Material to process:
BEGIN

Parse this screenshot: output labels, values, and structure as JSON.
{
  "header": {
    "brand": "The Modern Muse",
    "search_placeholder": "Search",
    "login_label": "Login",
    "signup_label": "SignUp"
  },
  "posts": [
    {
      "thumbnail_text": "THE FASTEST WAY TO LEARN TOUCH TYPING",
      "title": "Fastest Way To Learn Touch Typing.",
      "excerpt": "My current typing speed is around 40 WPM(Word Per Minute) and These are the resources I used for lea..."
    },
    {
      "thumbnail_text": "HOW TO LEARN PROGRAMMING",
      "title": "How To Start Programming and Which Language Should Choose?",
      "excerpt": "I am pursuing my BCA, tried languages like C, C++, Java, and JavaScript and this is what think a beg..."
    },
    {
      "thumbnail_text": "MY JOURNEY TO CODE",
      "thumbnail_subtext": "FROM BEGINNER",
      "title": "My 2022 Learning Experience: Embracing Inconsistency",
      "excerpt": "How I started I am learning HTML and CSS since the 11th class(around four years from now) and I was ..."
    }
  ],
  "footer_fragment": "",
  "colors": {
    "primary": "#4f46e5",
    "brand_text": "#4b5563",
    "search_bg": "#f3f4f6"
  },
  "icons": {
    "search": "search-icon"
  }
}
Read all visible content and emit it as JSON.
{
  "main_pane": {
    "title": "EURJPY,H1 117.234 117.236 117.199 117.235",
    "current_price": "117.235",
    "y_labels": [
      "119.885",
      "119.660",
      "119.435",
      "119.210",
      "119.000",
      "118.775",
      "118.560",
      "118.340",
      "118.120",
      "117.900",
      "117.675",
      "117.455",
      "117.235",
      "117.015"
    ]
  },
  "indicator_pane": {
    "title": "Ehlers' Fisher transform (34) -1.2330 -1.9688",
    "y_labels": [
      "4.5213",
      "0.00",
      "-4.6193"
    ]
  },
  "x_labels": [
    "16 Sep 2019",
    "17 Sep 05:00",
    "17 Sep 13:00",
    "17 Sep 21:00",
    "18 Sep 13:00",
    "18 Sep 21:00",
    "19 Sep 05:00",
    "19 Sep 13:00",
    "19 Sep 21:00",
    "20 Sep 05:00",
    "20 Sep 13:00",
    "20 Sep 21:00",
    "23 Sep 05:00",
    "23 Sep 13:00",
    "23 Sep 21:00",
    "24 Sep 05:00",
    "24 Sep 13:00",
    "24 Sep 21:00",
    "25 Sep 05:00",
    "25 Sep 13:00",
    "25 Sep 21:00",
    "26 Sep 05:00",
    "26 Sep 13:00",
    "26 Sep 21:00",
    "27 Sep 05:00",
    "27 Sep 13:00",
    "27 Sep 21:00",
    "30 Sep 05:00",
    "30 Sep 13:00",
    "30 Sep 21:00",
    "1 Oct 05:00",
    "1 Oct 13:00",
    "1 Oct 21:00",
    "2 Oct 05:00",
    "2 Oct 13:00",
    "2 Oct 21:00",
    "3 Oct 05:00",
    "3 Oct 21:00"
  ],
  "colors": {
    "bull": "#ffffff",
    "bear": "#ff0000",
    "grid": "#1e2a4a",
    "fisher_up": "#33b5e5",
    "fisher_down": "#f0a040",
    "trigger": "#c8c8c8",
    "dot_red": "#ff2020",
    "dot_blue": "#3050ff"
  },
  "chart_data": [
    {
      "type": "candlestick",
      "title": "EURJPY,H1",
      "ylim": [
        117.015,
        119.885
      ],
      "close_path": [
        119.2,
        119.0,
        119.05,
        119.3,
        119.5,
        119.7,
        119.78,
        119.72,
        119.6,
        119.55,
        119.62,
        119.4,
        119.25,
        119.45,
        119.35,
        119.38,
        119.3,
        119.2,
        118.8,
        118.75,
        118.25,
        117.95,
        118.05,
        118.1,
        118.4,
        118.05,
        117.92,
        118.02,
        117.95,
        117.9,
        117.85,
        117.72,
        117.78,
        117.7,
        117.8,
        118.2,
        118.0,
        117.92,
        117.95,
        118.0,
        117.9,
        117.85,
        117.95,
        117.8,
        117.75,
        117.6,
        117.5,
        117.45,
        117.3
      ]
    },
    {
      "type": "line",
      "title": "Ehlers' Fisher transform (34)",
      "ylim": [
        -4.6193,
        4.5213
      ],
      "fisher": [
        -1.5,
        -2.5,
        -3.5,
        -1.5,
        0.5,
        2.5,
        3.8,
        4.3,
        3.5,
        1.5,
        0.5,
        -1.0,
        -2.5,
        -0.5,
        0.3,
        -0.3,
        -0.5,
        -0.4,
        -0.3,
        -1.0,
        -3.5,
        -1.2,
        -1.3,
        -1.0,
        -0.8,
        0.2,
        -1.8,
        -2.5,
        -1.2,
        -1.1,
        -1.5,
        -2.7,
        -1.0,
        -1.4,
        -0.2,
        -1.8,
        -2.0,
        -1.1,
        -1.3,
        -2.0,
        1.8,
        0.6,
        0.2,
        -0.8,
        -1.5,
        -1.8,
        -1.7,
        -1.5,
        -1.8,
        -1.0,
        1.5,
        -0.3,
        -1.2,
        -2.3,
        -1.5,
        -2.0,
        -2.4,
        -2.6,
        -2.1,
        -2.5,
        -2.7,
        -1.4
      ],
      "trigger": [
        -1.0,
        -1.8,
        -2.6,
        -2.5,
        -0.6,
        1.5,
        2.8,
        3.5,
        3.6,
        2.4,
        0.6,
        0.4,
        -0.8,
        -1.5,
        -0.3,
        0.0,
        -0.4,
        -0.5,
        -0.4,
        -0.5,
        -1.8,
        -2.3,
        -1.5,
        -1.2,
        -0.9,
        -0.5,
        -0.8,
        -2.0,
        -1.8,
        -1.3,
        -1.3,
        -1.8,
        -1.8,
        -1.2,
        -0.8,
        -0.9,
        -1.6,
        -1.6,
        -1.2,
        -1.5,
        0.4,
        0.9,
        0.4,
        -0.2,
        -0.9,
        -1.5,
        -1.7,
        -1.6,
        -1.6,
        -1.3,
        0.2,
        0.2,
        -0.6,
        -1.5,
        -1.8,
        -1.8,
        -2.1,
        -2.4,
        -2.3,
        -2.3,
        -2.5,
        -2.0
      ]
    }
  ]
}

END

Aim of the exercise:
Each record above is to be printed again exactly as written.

Result:
Parse this screenshot: output labels, values, and structure as JSON.
{
  "header": {
    "brand": "The Modern Muse",
    "search_placeholder": "Search",
    "login_label": "Login",
    "signup_label": "SignUp"
  },
  "posts": [
    {
      "thumbnail_text": "THE FASTEST WAY TO LEARN TOUCH TYPING",
      "title": "Fastest Way To Learn Touch Typing.",
      "excerpt": "My current typing speed is around 40 WPM(Word Per Minute) and These are the resources I used for lea..."
    },
    {
      "thumbnail_text": "HOW TO LEARN PROGRAMMING",
      "title": "How To Start Programming and Which Language Should Choose?",
      "excerpt": "I am pursuing my BCA, tried languages like C, C++, Java, and JavaScript and this is what think a beg..."
    },
    {
      "thumbnail_text": "MY JOURNEY TO CODE",
      "thumbnail_subtext": "FROM BEGINNER",
      "title": "My 2022 Learning Experience: Embracing Inconsistency",
      "excerpt": "How I started I am learning HTML and CSS since the 11th class(around four years from now) and I was ..."
    }
  ],
  "footer_fragment": "",
  "colors": {
    "primary": "#4f46e5",
    "brand_text": "#4b5563",
    "search_bg": "#f3f4f6"
  },
  "icons": {
    "search": "search-icon"
  }
}
Read all visible content and emit it as JSON.
{
  "main_pane": {
    "title": "EURJPY,H1 117.234 117.236 117.199 117.235",
    "current_price": "117.235",
    "y_labels": [
      "119.885",
      "119.660",
      "119.435",
      "119.210",
      "119.000",
      "118.775",
      "118.560",
      "118.340",
      "118.120",
      "117.900",
      "117.675",
      "117.455",
      "117.235",
      "117.015"
    ]
  },
  "indicator_pane": {
    "title": "Ehlers' Fisher transform (34) -1.2330 -1.9688",
    "y_labels": [
      "4.5213",
      "0.00",
      "-4.6193"
    ]
  },
  "x_labels": [
    "16 Sep 2019",
    "17 Sep 05:00",
    "17 Sep 13:00",
    "17 Sep 21:00",
    "18 Sep 13:00",
    "18 Sep 21:00",
    "19 Sep 05:00",
    "19 Sep 13:00",
    "19 Sep 21:00",
    "20 Sep 05:00",
    "20 Sep 13:00",
    "20 Sep 21:00",
    "23 Sep 05:00",
    "23 Sep 13:00",
    "23 Sep 21:00",
    "24 Sep 05:00",
    "24 Sep 13:00",
    "24 Sep 21:00",
    "25 Sep 05:00",
    "25 Sep 13:00",
    "25 Sep 21:00",
    "26 Sep 05:00",
    "26 Sep 13:00",
    "26 Sep 21:00",
    "27 Sep 05:00",
    "27 Sep 13:00",
    "27 Sep 21:00",
    "30 Sep 05:00",
    "30 Sep 13:00",
    "30 Sep 21:00",
    "1 Oct 05:00",
    "1 Oct 13:00",
    "1 Oct 21:00",
    "2 Oct 05:00",
    "2 Oct 13:00",
    "2 Oct 21:00",
    "3 Oct 05:00",
    "3 Oct 21:00"
  ],
  "colors": {
    "bull": "#ffffff",
    "bear": "#ff0000",
    "grid": "#1e2a4a",
    "fisher_up": "#33b5e5",
    "fisher_down": "#f0a040",
    "trigger": "#c8c8c8",
    "dot_red": "#ff2020",
    "dot_blue": "#3050ff"
  },
  "chart_data": [
    {
      "type": "candlestick",
      "title": "EURJPY,H1",
      "ylim": [
        117.015,
        119.885
      ],
      "close_path": [
        119.2,
        119.0,
        119.05,
        119.3,
        119.5,
        119.7,
        119.78,
        119.72,
        119.6,
        119.55,
        119.62,
        119.4,
        119.25,
        119.45,
        119.35,
        119.38,
        119.3,
        119.2,
        118.8,
        118.75,
        118.25,
        117.95,
        118.05,
        118.1,
        118.4,
        118.05,
        117.92,
        118.02,
        117.95,
        117.9,
        117.85,
        117.72,
        117.78,
        117.7,
        117.8,
        118.2,
        118.0,
        117.92,
        117.95,
        118.0,
        117.9,
        117.85,
        117.95,
        117.8,
        117.75,
        117.6,
        117.5,
        117.45,
        117.3
      ]
    },
    {
      "type": "line",
      "title": "Ehlers' Fisher transform (34)",
      "ylim": [
        -4.6193,
        4.5213
      ],
      "fisher": [
        -1.5,
        -2.5,
        -3.5,
        -1.5,
        0.5,
        2.5,
        3.8,
        4.3,
        3.5,
        1.5,
        0.5,
        -1.0,
        -2.5,
        -0.5,
        0.3,
        -0.3,
        -0.5,
        -0.4,
        -0.3,
        -1.0,
        -3.5,
        -1.2,
        -1.3,
        -1.0,
        -0.8,
        0.2,
        -1.8,
        -2.5,
        -1.2,
        -1.1,
        -1.5,
        -2.7,
        -1.0,
        -1.4,
        -0.2,
        -1.8,
        -2.0,
        -1.1,
        -1.3,
        -2.0,
        1.8,
        0.6,
        0.2,
        -0.8,
        -1.5,
        -1.8,
        -1.7,
        -1.5,
        -1.8,
        -1.0,
        1.5,
        -0.3,
        -1.2,
        -2.3,
        -1.5,
        -2.0,
        -2.4,
        -2.6,
        -2.1,
        -2.5,
        -2.7,
        -1.4
      ],
      "trigger": [
        -1.0,
        -1.8,
        -2.6,
        -2.5,
        -0.6,
        1.5,
        2.8,
        3.5,
        3.6,
        2.4,
        0.6,
        0.4,
        -0.8,
        -1.5,
        -0.3,
        0.0,
        -0.4,
        -0.5,
        -0.4,
        -0.5,
        -1.8,
        -2.3,
        -1.5,
        -1.2,
        -0.9,
        -0.5,
        -0.8,
        -2.0,
        -1.8,
        -1.3,
        -1.3,
        -1.8,
        -1.8,
        -1.2,
        -0.8,
        -0.9,
        -1.6,
        -1.6,
        -1.2,
        -1.5,
        0.4,
        0.9,
        0.4,
        -0.2,
        -0.9,
        -1.5,
        -1.7,
        -1.6,
        -1.6,
        -1.3,
        0.2,
        0.2,
        -0.6,
        -1.5,
        -1.8,
        -1.8,
        -2.1,
        -2.4,
        -2.3,
        -2.3,
        -2.5,
        -2.0
      ]
    }
  ]
}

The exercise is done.